Brinks was still outside, he’d seen how long it was taking to get the door open and he knew that there’d be enough time for someone to get out through a window out back. He sprinted for the rear. Sure enough, someone was breaking the small window and was trying to crawl out. The man did not look Hispanic, Brinks figured it was the Pinch.
The Pinch was in a panic, he’d had a few close calls before, but this was horrible, he’d seen Carlos kill that narc in cold blood and had never imagined that this could have been the result of his actions. He madly crawled through the window, cutting himself severely but not caring as he pulled his arm away from the glass, the panic making him ignore the pain as his flesh caught and tore.
Brinks heard the gunshots from the inside and his heart was in his mouth, both Ben and Jose’ were very close friends of his. You got that way after spending hours and hours with each other on stake outs, you got that way when your lives depended on each other. One of these days, he’d have to take them home and introduce them to Clara and the boys.
The Pinch had made it through the window and was on the ground, his back was to Brinks and he had no idea yet that this was the end of the line for him, Brinks wondered why the Pinch’s back reminded him of someone he knew. He raised his revolver and aimed it straight at the Pinch’s head, this boy was going nowhere. Then the Pinch turned around.

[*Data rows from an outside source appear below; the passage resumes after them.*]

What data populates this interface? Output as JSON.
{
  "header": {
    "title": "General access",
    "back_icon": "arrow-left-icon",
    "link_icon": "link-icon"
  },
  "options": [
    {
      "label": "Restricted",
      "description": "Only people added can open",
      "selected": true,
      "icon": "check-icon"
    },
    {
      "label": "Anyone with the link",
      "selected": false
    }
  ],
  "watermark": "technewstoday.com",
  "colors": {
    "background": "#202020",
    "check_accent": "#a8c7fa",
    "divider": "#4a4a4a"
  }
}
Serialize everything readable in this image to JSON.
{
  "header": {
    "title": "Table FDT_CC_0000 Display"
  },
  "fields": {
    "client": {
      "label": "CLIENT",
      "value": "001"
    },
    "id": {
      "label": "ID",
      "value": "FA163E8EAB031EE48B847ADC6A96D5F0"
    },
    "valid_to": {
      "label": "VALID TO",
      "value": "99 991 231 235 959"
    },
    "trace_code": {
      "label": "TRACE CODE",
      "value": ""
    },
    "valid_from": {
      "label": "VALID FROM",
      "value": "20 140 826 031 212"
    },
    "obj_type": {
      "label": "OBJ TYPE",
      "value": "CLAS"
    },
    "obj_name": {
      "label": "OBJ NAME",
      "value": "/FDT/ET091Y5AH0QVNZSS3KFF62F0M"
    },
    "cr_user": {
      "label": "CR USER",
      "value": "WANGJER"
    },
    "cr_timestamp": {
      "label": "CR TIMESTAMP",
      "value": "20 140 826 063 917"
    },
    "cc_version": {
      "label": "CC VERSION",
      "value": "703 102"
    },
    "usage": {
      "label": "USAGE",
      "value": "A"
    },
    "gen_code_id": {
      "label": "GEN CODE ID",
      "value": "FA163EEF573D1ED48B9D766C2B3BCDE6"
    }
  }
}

If Brinks ever put a time and date on the moment when his entire world caved in and when he had lost the will to live it was right then. But it was not a moment he’d ever share with anyone. Brinks heart started to pound as they stared in horror at each other. Then Jimmy slowly, never saying a word backed away, step by step and then in an instant scaled the low compound wall and disappeared from his father’s life forever. Brinks stood there, the unused gun forgotten in his hand, his will for existence extinguished.
Brinks had never told Clara, it would have broken her heart, just like it had broken his. In fact he had never told anyone. Once or twice a year around Christmas and her birthday Clara would get a letter from Jimmy, but it never said where he was, just that he was OK, and he never left a return address. To Brinks his son was dead.

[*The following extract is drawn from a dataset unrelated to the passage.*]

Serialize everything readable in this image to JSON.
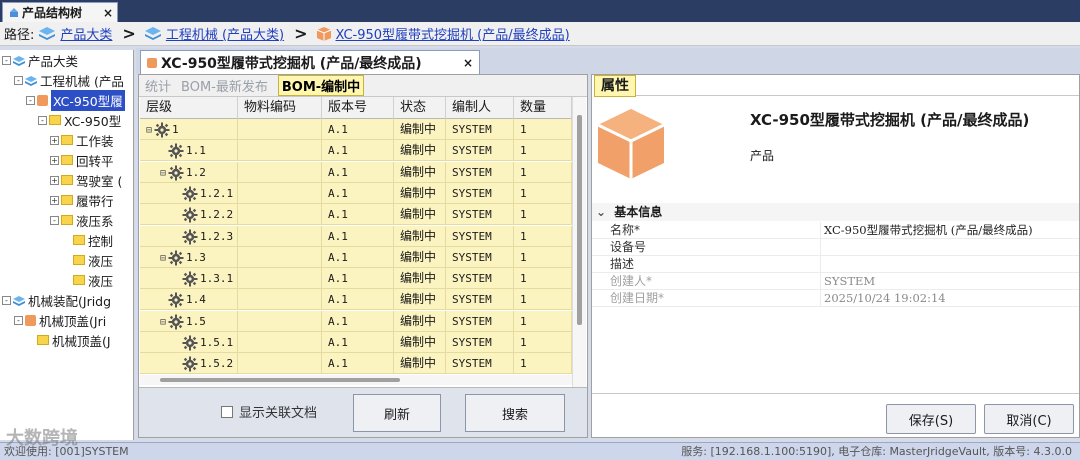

For the next few years Brinks would continue over and over to ponder on why Jimmy had done what he’d done. Had he failed as a father? If he’d been richer, would Jimmy have been less attracted by the wealth brought by drugs. If he’d not spent so much time on stake outs would his son have grown up the right way? But there were no answers, only more questions, more unanswered, debilitating questions.
Soon after that night, Brinks applied for a transfer to a desk job and when a colleague had told him about this post in this quite peaceful and rich small town on the west coast, he taken it. Then three years ago he’d become religious and all of a sudden he’d found a reason for living again, and all of a sudden he was in love with his wife again. All of a sudden things were turning good. He liked it here, the most serious thing he had to deal with here was an occasional lawyer in a Ferrari running a stop sign.

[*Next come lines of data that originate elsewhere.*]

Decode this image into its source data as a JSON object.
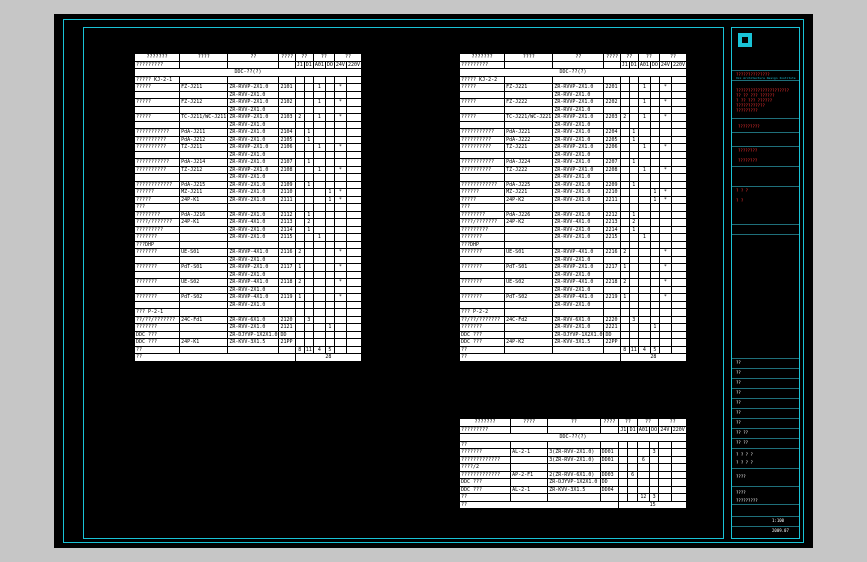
{
  "left_table": {
    "header": [
      "???????",
      "????",
      "??",
      "????",
      "??",
      "??",
      "??"
    ],
    "header2": [
      "?????????",
      "",
      "",
      "",
      "J1",
      "D1",
      "A01",
      "DO",
      "24V",
      "220V"
    ],
    "section": "DDC-??(?)",
    "rows": [
      [
        "????? KJ-2-1",
        "",
        "",
        "",
        "",
        "",
        "",
        "",
        "",
        ""
      ],
      [
        "?????",
        "FZ-J211",
        "ZR-RVVP-2X1.0",
        "2101",
        "",
        "",
        "1",
        "",
        "*",
        ""
      ],
      [
        "",
        "",
        "ZR-RVV-2X1.0",
        "",
        "",
        "",
        "",
        "",
        "",
        ""
      ],
      [
        "?????",
        "FZ-J212",
        "ZR-RVVP-2X1.0",
        "2102",
        "",
        "",
        "1",
        "",
        "*",
        ""
      ],
      [
        "",
        "",
        "ZR-RVV-2X1.0",
        "",
        "",
        "",
        "",
        "",
        "",
        ""
      ],
      [
        "?????",
        "TC-J211/WC-J211",
        "ZR-RVVP-2X1.0",
        "2103",
        "2",
        "",
        "1",
        "",
        "*",
        ""
      ],
      [
        "",
        "",
        "ZR-RVV-2X1.0",
        "",
        "",
        "",
        "",
        "",
        "",
        ""
      ],
      [
        "???????????",
        "PdA-J211",
        "ZR-RVV-2X1.0",
        "2104",
        "",
        "1",
        "",
        "",
        "",
        ""
      ],
      [
        "??????????",
        "PdA-J212",
        "ZR-RVV-2X1.0",
        "2105",
        "",
        "1",
        "",
        "",
        "",
        ""
      ],
      [
        "??????????",
        "TZ-J211",
        "ZR-RVVP-2X1.0",
        "2106",
        "",
        "",
        "1",
        "",
        "*",
        ""
      ],
      [
        "",
        "",
        "ZR-RVV-2X1.0",
        "",
        "",
        "",
        "",
        "",
        "",
        ""
      ],
      [
        "???????????",
        "PdA-J214",
        "ZR-RVV-2X1.0",
        "2107",
        "",
        "1",
        "",
        "",
        "",
        ""
      ],
      [
        "??????????",
        "TZ-J212",
        "ZR-RVVP-2X1.0",
        "2108",
        "",
        "",
        "1",
        "",
        "*",
        ""
      ],
      [
        "",
        "",
        "ZR-RVV-2X1.0",
        "",
        "",
        "",
        "",
        "",
        "",
        ""
      ],
      [
        "????????????",
        "PdA-J215",
        "ZR-RVV-2X1.0",
        "2109",
        "",
        "1",
        "",
        "",
        "",
        ""
      ],
      [
        "??????",
        "MZ-J211",
        "ZR-RVV-2X1.0",
        "2110",
        "",
        "",
        "",
        "1",
        "*",
        ""
      ],
      [
        "?????",
        "24P-K1",
        "ZR-RVV-2X1.0",
        "2111",
        "",
        "",
        "",
        "1",
        "*",
        ""
      ],
      [
        "???",
        "",
        "",
        "",
        "",
        "",
        "",
        "",
        "",
        ""
      ],
      [
        "????????",
        "PdA-J216",
        "ZR-RVV-2X1.0",
        "2112",
        "",
        "1",
        "",
        "",
        "",
        ""
      ],
      [
        "????/???????",
        "24P-K1",
        "ZR-RVV-4X1.0",
        "2113",
        "",
        "2",
        "",
        "",
        "",
        ""
      ],
      [
        "?????????",
        "",
        "ZR-RVV-2X1.0",
        "2114",
        "",
        "1",
        "",
        "",
        "",
        ""
      ],
      [
        "???????",
        "",
        "ZR-RVV-2X1.0",
        "2115",
        "",
        "",
        "1",
        "",
        "",
        ""
      ],
      [
        "???DHP",
        "",
        "",
        "",
        "",
        "",
        "",
        "",
        "",
        ""
      ],
      [
        "???????",
        "UE-S01",
        "ZR-RVVP-4X1.0",
        "2116",
        "2",
        "",
        "",
        "",
        "*",
        ""
      ],
      [
        "",
        "",
        "ZR-RVV-2X1.0",
        "",
        "",
        "",
        "",
        "",
        "",
        ""
      ],
      [
        "???????",
        "PdT-S01",
        "ZR-RVVP-2X1.0",
        "2117",
        "1",
        "",
        "",
        "",
        "*",
        ""
      ],
      [
        "",
        "",
        "ZR-RVV-2X1.0",
        "",
        "",
        "",
        "",
        "",
        "",
        ""
      ],
      [
        "???????",
        "UE-S02",
        "ZR-RVVP-4X1.0",
        "2118",
        "2",
        "",
        "",
        "",
        "*",
        ""
      ],
      [
        "",
        "",
        "ZR-RVV-2X1.0",
        "",
        "",
        "",
        "",
        "",
        "",
        ""
      ],
      [
        "???????",
        "PdT-S02",
        "ZR-RVVP-4X1.0",
        "2119",
        "1",
        "",
        "",
        "",
        "*",
        ""
      ],
      [
        "",
        "",
        "ZR-RVV-2X1.0",
        "",
        "",
        "",
        "",
        "",
        "",
        ""
      ],
      [
        "??? P-2-1",
        "",
        "",
        "",
        "",
        "",
        "",
        "",
        "",
        ""
      ],
      [
        "??/??/???????",
        "24C-Fd1",
        "ZR-RVV-6X1.0",
        "2120",
        "",
        "3",
        "",
        "",
        "",
        ""
      ],
      [
        "???????",
        "",
        "ZR-RVV-2X1.0",
        "2121",
        "",
        "",
        "",
        "1",
        "",
        ""
      ],
      [
        "DDC ???",
        "",
        "ZR-DJYVP-1X2X1.0",
        "DD",
        "",
        "",
        "",
        "",
        "",
        ""
      ],
      [
        "DDC ???",
        "24P-K1",
        "ZR-KVV-3X1.5",
        "21PP",
        "",
        "",
        "",
        "",
        "",
        ""
      ],
      [
        "??",
        "",
        "",
        "",
        "8",
        "11",
        "4",
        "5",
        "",
        ""
      ]
    ],
    "footer_label": "??",
    "footer_total": "28"
  },
  "right_table": {
    "header": [
      "???????",
      "????",
      "??",
      "????",
      "??",
      "??",
      "??"
    ],
    "header2": [
      "?????????",
      "",
      "",
      "",
      "J1",
      "D1",
      "A01",
      "DO",
      "24V",
      "220V"
    ],
    "section": "DDC-??(?)",
    "rows": [
      [
        "????? KJ-2-2",
        "",
        "",
        "",
        "",
        "",
        "",
        "",
        "",
        ""
      ],
      [
        "?????",
        "FZ-J221",
        "ZR-RVVP-2X1.0",
        "2201",
        "",
        "",
        "1",
        "",
        "*",
        ""
      ],
      [
        "",
        "",
        "ZR-RVV-2X1.0",
        "",
        "",
        "",
        "",
        "",
        "",
        ""
      ],
      [
        "?????",
        "FZ-J222",
        "ZR-RVVP-2X1.0",
        "2202",
        "",
        "",
        "1",
        "",
        "*",
        ""
      ],
      [
        "",
        "",
        "ZR-RVV-2X1.0",
        "",
        "",
        "",
        "",
        "",
        "",
        ""
      ],
      [
        "?????",
        "TC-J221/WC-J221",
        "ZR-RVVP-2X1.0",
        "2203",
        "2",
        "",
        "1",
        "",
        "*",
        ""
      ],
      [
        "",
        "",
        "ZR-RVV-2X1.0",
        "",
        "",
        "",
        "",
        "",
        "",
        ""
      ],
      [
        "???????????",
        "PdA-J221",
        "ZR-RVV-2X1.0",
        "2204",
        "",
        "1",
        "",
        "",
        "",
        ""
      ],
      [
        "??????????",
        "PdA-J222",
        "ZR-RVV-2X1.0",
        "2205",
        "",
        "1",
        "",
        "",
        "",
        ""
      ],
      [
        "??????????",
        "TZ-J221",
        "ZR-RVVP-2X1.0",
        "2206",
        "",
        "",
        "1",
        "",
        "*",
        ""
      ],
      [
        "",
        "",
        "ZR-RVV-2X1.0",
        "",
        "",
        "",
        "",
        "",
        "",
        ""
      ],
      [
        "???????????",
        "PdA-J224",
        "ZR-RVV-2X1.0",
        "2207",
        "",
        "1",
        "",
        "",
        "",
        ""
      ],
      [
        "??????????",
        "TZ-J222",
        "ZR-RVVP-2X1.0",
        "2208",
        "",
        "",
        "1",
        "",
        "*",
        ""
      ],
      [
        "",
        "",
        "ZR-RVV-2X1.0",
        "",
        "",
        "",
        "",
        "",
        "",
        ""
      ],
      [
        "????????????",
        "PdA-J225",
        "ZR-RVV-2X1.0",
        "2209",
        "",
        "1",
        "",
        "",
        "",
        ""
      ],
      [
        "??????",
        "MZ-J221",
        "ZR-RVV-2X1.0",
        "2210",
        "",
        "",
        "",
        "1",
        "*",
        ""
      ],
      [
        "?????",
        "24P-K2",
        "ZR-RVV-2X1.0",
        "2211",
        "",
        "",
        "",
        "1",
        "*",
        ""
      ],
      [
        "???",
        "",
        "",
        "",
        "",
        "",
        "",
        "",
        "",
        ""
      ],
      [
        "????????",
        "PdA-J226",
        "ZR-RVV-2X1.0",
        "2212",
        "",
        "1",
        "",
        "",
        "",
        ""
      ],
      [
        "????/???????",
        "24P-K2",
        "ZR-RVV-4X1.0",
        "2213",
        "",
        "2",
        "",
        "",
        "",
        ""
      ],
      [
        "?????????",
        "",
        "ZR-RVV-2X1.0",
        "2214",
        "",
        "1",
        "",
        "",
        "",
        ""
      ],
      [
        "???????",
        "",
        "ZR-RVV-2X1.0",
        "2215",
        "",
        "",
        "1",
        "",
        "",
        ""
      ],
      [
        "???DHP",
        "",
        "",
        "",
        "",
        "",
        "",
        "",
        "",
        ""
      ],
      [
        "???????",
        "UE-S01",
        "ZR-RVVP-4X1.0",
        "2216",
        "2",
        "",
        "",
        "",
        "*",
        ""
      ],
      [
        "",
        "",
        "ZR-RVV-2X1.0",
        "",
        "",
        "",
        "",
        "",
        "",
        ""
      ],
      [
        "???????",
        "PdT-S01",
        "ZR-RVVP-2X1.0",
        "2217",
        "1",
        "",
        "",
        "",
        "*",
        ""
      ],
      [
        "",
        "",
        "ZR-RVV-2X1.0",
        "",
        "",
        "",
        "",
        "",
        "",
        ""
      ],
      [
        "???????",
        "UE-S02",
        "ZR-RVVP-4X1.0",
        "2218",
        "2",
        "",
        "",
        "",
        "*",
        ""
      ],
      [
        "",
        "",
        "ZR-RVV-2X1.0",
        "",
        "",
        "",
        "",
        "",
        "",
        ""
      ],
      [
        "???????",
        "PdT-S02",
        "ZR-RVVP-4X1.0",
        "2219",
        "1",
        "",
        "",
        "",
        "*",
        ""
      ],
      [
        "",
        "",
        "ZR-RVV-2X1.0",
        "",
        "",
        "",
        "",
        "",
        "",
        ""
      ],
      [
        "??? P-2-2",
        "",
        "",
        "",
        "",
        "",
        "",
        "",
        "",
        ""
      ],
      [
        "??/??/???????",
        "24C-Fd2",
        "ZR-RVV-6X1.0",
        "2220",
        "",
        "3",
        "",
        "",
        "",
        ""
      ],
      [
        "???????",
        "",
        "ZR-RVV-2X1.0",
        "2221",
        "",
        "",
        "",
        "1",
        "",
        ""
      ],
      [
        "DDC ???",
        "",
        "ZR-DJYVP-1X2X1.0",
        "DD",
        "",
        "",
        "",
        "",
        "",
        ""
      ],
      [
        "DDC ???",
        "24P-K2",
        "ZR-KVV-3X1.5",
        "22PP",
        "",
        "",
        "",
        "",
        "",
        ""
      ],
      [
        "??",
        "",
        "",
        "",
        "8",
        "11",
        "4",
        "5",
        "",
        ""
      ]
    ],
    "footer_label": "??",
    "footer_total": "28"
  },
  "small_table": {
    "header": [
      "???????",
      "????",
      "??",
      "????",
      "??",
      "??",
      "??"
    ],
    "header2": [
      "?????????",
      "",
      "",
      "",
      "J1",
      "D1",
      "A01",
      "DO",
      "24V",
      "220V"
    ],
    "section": "DDC-??(?)",
    "rows": [
      [
        "??",
        "",
        "",
        "",
        "",
        "",
        "",
        "",
        "",
        ""
      ],
      [
        "???????",
        "AL-2-1",
        "3(ZR-RVV-2X1.0)",
        "DD01",
        "",
        "",
        "",
        "3",
        "",
        ""
      ],
      [
        "?????????????",
        "",
        "3(ZR-RVV-2X1.0)",
        "DD01",
        "",
        "",
        "6",
        "",
        "",
        ""
      ],
      [
        "????/2",
        "",
        "",
        "",
        "",
        "",
        "",
        "",
        "",
        ""
      ],
      [
        "?????????????",
        "AP-2-F1",
        "2(ZR-RVV-6X1.0)",
        "DD03",
        "",
        "6",
        "",
        "",
        "",
        ""
      ],
      [
        "DDC ???",
        "",
        "ZR-DJYVP-1X2X1.0",
        "DD",
        "",
        "",
        "",
        "",
        "",
        ""
      ],
      [
        "DDC ???",
        "AL-2-1",
        "ZR-KVV-3X1.5",
        "DD04",
        "",
        "",
        "",
        "",
        "",
        ""
      ],
      [
        "??",
        "",
        "",
        "",
        "",
        "",
        "12",
        "3",
        "",
        ""
      ]
    ],
    "footer_label": "??",
    "footer_total": "15"
  },
  "title_block": {
    "company": "??????????????",
    "company_en": "Xxx Architecture Design Institute",
    "note_lines": [
      "??????????????????????",
      "?? ?? ??? ??????",
      "? ?? ??? ??????",
      "????????????",
      "?????????"
    ],
    "project_label": "?????????",
    "sheet_label": "????????",
    "drawing_no_label": "????????",
    "rev_label": "? ? ?",
    "rev_value": "? ?",
    "footer_rows": [
      "??",
      "??",
      "??",
      "??",
      "??",
      "??",
      "??"
    ],
    "small_labels": [
      "?? ??",
      "?? ??",
      "? ? ? ?",
      "? ? ? ?"
    ],
    "bottom_labels": [
      "????",
      "????",
      "?????????"
    ],
    "date_value": "2009.07",
    "scale_value": "1:100"
  },
  "colors": {
    "paper": "#000000",
    "frame": "#19c3d6",
    "background": "#c6c6c6",
    "table_bg": "#ffffff",
    "title_text": "#ff3333"
  }
}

Brinks sighed and drew an eye in the tip of the pyramid, but now he had a murder. He didn’t want a murder. He wanted to go home to Clara, she’d be waiting up for him. Her birthday was coming up soon. He almost never got home beyond 8 pm these days. And the few times he’d had to stay late, like when Dr. Pitrovsky had that overly wild dinner party or when the Roth girl had almost amputated her hand, Clara had waited up for him. He didn’t want a murder and he didn’t really like “Mr. Rich and Wealthy Mr. Legalized gambling somebody famous Varella who seemed to be really attracted to his recently murdered friend’s separated wife.
Brinks turned off the light and went home to his wife.